Saturday, April 12, 2008
Saturday, March 29, 2008
Discovery Channel 59 min. Watch on Google.
This special program of the show "BEST EVIDENCE" was broadcasted August 10th, 2007. It looks at those who claim that jet fuel of ... all » commercial and military aircrafts contain secret experimental additives, such as aluminum oxide, for weather modification purposes.
Wednesday, March 26, 2008
Tuesday, March 25, 2008
Monday, March 24, 2008
Jon Ronson meets with Randy Weaver and daughter Rachel, two surviving members of the Weaver family. The film shows previously unseen archive footage to describe the life of a family who moved to a cabin in Ruby Ridge, Idaho to escape what they saw as the tyrannical elite of international bankers bent on enslaving the world. Ronson also explains how the Weaver family's paranoid conspiracy theories became a self fulfilling tragedy when the American Government killed two of the family members including 14 year old Sam Weaver. Ronson explores the unsympathetic media response to the killings and how this incident might have influenced the siege at Waco, the Oklahoma City bombing and the growth of the America militia movement. Watch on Google.
Sunday, March 23, 2008
First shown on the British television network Channel 4 on April 2001. Watch on Google.
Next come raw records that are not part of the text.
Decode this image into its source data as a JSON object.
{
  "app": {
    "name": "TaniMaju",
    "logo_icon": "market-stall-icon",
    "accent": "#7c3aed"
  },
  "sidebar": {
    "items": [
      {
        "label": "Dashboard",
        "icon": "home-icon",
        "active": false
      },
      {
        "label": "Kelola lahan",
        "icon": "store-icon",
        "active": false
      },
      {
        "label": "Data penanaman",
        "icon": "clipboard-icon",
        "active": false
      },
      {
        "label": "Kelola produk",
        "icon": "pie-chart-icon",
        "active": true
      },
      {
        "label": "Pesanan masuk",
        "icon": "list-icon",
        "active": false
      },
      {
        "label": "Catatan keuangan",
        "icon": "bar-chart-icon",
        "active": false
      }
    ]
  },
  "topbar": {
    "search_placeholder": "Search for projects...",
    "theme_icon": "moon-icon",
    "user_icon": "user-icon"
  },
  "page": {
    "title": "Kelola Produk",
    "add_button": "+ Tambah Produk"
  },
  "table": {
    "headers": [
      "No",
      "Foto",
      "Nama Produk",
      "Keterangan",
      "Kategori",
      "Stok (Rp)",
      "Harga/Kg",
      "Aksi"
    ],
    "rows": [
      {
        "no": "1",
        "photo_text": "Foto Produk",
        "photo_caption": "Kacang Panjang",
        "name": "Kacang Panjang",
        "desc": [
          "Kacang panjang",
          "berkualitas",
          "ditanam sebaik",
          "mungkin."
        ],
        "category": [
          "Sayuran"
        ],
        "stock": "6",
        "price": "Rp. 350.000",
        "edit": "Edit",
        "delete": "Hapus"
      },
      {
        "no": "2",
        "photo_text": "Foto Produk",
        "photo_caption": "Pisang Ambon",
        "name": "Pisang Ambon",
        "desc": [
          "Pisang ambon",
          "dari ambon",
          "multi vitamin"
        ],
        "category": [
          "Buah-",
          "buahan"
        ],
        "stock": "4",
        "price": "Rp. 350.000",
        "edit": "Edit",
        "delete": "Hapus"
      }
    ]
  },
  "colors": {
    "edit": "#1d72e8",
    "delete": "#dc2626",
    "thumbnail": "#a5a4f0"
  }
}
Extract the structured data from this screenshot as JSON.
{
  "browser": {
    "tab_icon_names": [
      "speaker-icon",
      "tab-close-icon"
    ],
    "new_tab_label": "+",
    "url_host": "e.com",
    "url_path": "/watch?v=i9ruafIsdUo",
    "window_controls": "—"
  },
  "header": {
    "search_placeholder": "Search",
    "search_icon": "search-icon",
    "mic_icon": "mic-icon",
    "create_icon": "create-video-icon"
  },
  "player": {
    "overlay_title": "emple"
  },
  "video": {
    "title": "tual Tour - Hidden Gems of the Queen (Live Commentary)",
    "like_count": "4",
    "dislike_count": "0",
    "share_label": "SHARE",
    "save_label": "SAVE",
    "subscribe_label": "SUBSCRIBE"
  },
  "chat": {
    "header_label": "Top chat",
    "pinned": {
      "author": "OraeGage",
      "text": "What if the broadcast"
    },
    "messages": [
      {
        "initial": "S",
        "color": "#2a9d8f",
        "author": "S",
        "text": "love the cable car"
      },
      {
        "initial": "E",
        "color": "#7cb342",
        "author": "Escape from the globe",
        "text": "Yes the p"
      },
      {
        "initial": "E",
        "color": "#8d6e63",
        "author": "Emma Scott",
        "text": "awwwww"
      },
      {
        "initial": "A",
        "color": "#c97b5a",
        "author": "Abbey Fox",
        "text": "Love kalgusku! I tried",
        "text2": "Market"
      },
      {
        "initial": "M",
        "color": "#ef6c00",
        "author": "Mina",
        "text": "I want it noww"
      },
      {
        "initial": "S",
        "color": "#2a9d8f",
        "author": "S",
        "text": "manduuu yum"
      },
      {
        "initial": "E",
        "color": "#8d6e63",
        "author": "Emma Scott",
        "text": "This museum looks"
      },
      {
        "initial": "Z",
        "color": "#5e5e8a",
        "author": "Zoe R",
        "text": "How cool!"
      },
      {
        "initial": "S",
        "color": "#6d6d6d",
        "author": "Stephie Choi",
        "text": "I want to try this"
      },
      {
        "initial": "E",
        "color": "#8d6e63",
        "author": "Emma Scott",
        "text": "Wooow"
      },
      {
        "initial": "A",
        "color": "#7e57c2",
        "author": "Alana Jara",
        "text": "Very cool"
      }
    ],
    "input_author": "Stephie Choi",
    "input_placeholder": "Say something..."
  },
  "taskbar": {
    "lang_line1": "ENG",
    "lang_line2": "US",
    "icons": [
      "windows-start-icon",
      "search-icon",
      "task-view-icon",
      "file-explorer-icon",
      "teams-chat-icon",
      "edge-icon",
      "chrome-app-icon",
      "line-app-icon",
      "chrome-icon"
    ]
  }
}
Jon Ronson follows theorist and radio host Alex Jones as he attempts to infiltrate the annual gathering of dignitaries and business leaders (reportedly including George Bush and Henry Kissinger) at Bohemian Grove, California. The film includes footage of attendees dressed in robes and burning an effigy at the foot of a giant stone owl. Jones believes that the ceremony is related to occult secret societies. After the event, Ronson meets comedy actor and fellow attendee Harry Shearer who describes the event as a glorified fraternity party. Shearer largely dismisses Jones's dramatic retelling of the gathering and notes that the music is supplied by The Symphony Orchestra of San Francisco.
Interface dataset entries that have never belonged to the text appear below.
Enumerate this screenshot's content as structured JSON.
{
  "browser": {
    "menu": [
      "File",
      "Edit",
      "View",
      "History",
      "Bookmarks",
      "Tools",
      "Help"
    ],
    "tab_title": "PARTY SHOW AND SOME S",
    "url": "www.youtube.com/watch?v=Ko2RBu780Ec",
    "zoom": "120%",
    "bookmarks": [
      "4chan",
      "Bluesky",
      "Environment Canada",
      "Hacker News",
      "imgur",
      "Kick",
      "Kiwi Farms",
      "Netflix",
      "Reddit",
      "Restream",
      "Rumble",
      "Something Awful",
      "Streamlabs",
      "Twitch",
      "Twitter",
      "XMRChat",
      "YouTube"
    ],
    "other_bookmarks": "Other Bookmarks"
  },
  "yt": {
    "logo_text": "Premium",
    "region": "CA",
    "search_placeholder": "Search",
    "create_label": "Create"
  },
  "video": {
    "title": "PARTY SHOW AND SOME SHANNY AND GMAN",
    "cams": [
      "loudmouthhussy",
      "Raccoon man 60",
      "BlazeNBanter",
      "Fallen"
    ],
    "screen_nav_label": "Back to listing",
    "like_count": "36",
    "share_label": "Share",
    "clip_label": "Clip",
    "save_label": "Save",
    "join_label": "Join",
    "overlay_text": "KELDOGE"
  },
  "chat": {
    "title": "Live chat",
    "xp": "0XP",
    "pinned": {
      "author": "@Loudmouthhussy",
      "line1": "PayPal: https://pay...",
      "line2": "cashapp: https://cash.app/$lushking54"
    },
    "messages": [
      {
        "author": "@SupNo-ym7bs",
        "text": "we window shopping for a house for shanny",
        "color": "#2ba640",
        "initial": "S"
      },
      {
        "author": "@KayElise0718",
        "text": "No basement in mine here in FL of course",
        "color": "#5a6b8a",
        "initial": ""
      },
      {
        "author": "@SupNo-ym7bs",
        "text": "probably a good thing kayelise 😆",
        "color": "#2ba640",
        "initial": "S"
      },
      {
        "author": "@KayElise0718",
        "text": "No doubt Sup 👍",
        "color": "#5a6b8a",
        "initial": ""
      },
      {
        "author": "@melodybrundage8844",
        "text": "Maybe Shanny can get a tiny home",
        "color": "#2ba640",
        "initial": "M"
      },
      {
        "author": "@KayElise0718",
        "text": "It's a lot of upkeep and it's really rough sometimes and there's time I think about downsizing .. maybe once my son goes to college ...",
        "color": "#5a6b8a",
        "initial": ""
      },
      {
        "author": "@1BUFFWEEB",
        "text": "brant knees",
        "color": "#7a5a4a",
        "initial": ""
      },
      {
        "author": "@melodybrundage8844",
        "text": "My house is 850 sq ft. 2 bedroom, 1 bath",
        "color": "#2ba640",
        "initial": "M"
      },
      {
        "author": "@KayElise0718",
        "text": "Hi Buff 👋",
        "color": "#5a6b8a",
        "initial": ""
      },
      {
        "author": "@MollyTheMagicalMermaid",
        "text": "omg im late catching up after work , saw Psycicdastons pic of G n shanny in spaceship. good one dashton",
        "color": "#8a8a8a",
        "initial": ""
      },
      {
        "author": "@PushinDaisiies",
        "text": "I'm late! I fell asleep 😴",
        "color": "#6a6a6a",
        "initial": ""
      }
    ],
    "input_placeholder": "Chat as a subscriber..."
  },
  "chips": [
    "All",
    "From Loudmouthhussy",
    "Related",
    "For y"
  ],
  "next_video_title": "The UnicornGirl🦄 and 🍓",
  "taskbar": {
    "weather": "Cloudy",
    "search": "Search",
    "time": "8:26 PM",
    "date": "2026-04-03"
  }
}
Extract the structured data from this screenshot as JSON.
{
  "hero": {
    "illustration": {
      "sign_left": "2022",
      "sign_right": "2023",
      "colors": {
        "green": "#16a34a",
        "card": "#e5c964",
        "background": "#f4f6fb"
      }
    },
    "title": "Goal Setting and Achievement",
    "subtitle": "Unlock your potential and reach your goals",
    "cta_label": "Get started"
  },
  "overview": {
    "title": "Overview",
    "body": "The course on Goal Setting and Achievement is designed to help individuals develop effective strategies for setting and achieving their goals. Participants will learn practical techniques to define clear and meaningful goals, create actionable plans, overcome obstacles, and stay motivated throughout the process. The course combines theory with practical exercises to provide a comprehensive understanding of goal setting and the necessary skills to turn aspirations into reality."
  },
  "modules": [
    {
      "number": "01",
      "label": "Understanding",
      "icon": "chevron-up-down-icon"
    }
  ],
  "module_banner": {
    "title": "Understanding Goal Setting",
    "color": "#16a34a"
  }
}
Alex Jones’ overwrought (and over long) video account of this weekend can be viewed here. Jon Ronson’s posted his account from his book ‘Them’ on the JREF forum. Philip Weis article on the Bohemian Grove from Spy Magazine, November 1989.
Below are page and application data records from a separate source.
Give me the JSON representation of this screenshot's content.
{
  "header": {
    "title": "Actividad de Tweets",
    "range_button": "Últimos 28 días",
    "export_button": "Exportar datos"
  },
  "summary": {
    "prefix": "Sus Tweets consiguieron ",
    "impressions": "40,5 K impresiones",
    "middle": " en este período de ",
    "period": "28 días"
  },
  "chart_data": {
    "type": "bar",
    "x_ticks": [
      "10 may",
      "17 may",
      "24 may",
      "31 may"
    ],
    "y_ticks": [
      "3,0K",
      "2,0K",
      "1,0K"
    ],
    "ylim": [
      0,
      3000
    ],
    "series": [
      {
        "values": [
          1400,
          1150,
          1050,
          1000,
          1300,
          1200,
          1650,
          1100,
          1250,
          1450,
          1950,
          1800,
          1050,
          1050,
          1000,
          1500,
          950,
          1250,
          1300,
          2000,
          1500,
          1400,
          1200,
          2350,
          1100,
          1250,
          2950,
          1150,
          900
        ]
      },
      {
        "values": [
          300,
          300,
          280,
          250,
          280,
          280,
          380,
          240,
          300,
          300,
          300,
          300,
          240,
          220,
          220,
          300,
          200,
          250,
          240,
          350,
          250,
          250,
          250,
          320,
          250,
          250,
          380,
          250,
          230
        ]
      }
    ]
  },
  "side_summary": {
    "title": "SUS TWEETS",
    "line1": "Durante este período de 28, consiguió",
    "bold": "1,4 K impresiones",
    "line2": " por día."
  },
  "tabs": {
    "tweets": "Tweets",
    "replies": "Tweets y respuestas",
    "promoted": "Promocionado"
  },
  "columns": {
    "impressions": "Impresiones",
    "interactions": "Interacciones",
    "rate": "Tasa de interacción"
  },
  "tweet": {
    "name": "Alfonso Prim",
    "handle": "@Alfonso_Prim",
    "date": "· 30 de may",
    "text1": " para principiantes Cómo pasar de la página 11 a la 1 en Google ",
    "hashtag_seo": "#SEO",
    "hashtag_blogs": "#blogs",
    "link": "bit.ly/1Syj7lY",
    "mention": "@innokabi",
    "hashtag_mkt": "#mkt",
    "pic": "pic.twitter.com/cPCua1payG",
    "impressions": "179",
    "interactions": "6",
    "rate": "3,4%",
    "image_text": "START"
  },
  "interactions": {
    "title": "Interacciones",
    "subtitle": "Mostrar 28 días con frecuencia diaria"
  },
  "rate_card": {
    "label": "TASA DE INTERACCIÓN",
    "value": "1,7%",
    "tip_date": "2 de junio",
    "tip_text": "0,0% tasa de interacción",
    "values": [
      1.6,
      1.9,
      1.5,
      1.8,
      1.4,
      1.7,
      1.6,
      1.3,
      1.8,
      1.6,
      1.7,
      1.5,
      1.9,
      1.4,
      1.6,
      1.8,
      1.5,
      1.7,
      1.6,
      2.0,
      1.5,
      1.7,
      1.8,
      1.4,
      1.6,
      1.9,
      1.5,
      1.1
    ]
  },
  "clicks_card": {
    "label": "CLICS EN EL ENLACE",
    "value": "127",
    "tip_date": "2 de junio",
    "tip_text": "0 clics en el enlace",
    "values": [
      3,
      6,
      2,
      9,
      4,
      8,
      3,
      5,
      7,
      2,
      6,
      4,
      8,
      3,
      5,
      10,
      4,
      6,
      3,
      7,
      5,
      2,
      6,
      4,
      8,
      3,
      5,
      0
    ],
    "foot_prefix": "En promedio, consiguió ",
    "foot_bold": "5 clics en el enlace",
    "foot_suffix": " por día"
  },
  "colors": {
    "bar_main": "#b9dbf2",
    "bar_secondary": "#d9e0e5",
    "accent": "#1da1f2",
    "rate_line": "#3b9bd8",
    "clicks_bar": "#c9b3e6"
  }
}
Thursday, March 06, 2008
BBC 1 hr 28 min.
Forty years after President John F. Kennedy was fatally shot on November 22, 1963, over 70 percent of Americans still believe there was a conspiracy to kill him and that the suspected assasin, Lee Harvey Oswald did not act alone. Utilizing modern technology, computer animator
Dale Myers created a digital simulation of the only known film of the murder, a 16 mm home movie taken by Abraham Zapruder, a bystander that filmed the fatal shots. Then Myers matched this digital film to a three dimensional computer model of Dealey Plaza which he created that reconstructs the plaza exactly as it appeared at the time of the murder.
The resulting digital animation allowed Myers to recreate the exact view point from any perspective within the plaza at the moment and finally provide concrete evidence of whether or not Oswald was a long assasin or if an actual conspiracy consisted.
Also examined is new evidence discovered years later on an audio tape from an open police microphone at the scene and other theories that circulated including Communist ties and mob involvement in the assassination.
Tuesday, February 05, 2008
BBC interviewer from ‘The Conspiracy Files’ show explains with some exasperation to Loose Change wunderkind Dylan Avery the meaning of a simile. Dylan seems perplexed even after the explanation. The expression on Dylan’s face is priceless. He obviously has no idea what the BBC guy is talking about.
Saturday, February 02, 2008
On Saturday Aug 25th,... I headed down to Ground Zero for a chat with the truthers. I spent a good hour or so with these folks; some were polite, some were complete punks, and it was difficult at times to not get annoyed at hearing the same claims for the 500th time...
- ► 2007 (46)